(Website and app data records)
BEGIN
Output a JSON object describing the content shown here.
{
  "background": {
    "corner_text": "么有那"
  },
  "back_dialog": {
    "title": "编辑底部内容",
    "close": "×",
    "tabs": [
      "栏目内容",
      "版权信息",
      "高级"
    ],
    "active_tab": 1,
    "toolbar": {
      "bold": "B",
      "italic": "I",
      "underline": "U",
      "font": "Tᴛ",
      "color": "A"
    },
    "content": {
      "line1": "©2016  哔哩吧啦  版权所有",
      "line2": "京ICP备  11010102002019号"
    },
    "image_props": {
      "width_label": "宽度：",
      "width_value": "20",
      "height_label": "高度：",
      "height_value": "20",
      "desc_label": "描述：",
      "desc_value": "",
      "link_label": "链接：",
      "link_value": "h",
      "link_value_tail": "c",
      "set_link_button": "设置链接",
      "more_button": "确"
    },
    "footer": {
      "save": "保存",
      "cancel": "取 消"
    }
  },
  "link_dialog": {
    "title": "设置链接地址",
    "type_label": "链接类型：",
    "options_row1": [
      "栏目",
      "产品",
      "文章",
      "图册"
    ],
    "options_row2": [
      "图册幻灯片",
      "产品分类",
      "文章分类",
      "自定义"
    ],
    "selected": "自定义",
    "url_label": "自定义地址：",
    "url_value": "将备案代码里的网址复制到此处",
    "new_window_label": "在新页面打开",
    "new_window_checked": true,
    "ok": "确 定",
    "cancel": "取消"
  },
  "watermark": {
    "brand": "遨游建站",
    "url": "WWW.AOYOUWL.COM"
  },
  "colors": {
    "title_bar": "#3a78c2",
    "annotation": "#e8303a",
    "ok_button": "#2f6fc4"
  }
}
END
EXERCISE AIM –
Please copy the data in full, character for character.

RESPONSE BOX –
Output a JSON object describing the content shown here.
{
  "background": {
    "corner_text": "么有那"
  },
  "back_dialog": {
    "title": "编辑底部内容",
    "close": "×",
    "tabs": [
      "栏目内容",
      "版权信息",
      "高级"
    ],
    "active_tab": 1,
    "toolbar": {
      "bold": "B",
      "italic": "I",
      "underline": "U",
      "font": "Tᴛ",
      "color": "A"
    },
    "content": {
      "line1": "©2016  哔哩吧啦  版权所有",
      "line2": "京ICP备  11010102002019号"
    },
    "image_props": {
      "width_label": "宽度：",
      "width_value": "20",
      "height_label": "高度：",
      "height_value": "20",
      "desc_label": "描述：",
      "desc_value": "",
      "link_label": "链接：",
      "link_value": "h",
      "link_value_tail": "c",
      "set_link_button": "设置链接",
      "more_button": "确"
    },
    "footer": {
      "save": "保存",
      "cancel": "取 消"
    }
  },
  "link_dialog": {
    "title": "设置链接地址",
    "type_label": "链接类型：",
    "options_row1": [
      "栏目",
      "产品",
      "文章",
      "图册"
    ],
    "options_row2": [
      "图册幻灯片",
      "产品分类",
      "文章分类",
      "自定义"
    ],
    "selected": "自定义",
    "url_label": "自定义地址：",
    "url_value": "将备案代码里的网址复制到此处",
    "new_window_label": "在新页面打开",
    "new_window_checked": true,
    "ok": "确 定",
    "cancel": "取消"
  },
  "watermark": {
    "brand": "遨游建站",
    "url": "WWW.AOYOUWL.COM"
  },
  "colors": {
    "title_bar": "#3a78c2",
    "annotation": "#e8303a",
    "ok_button": "#2f6fc4"
  }
}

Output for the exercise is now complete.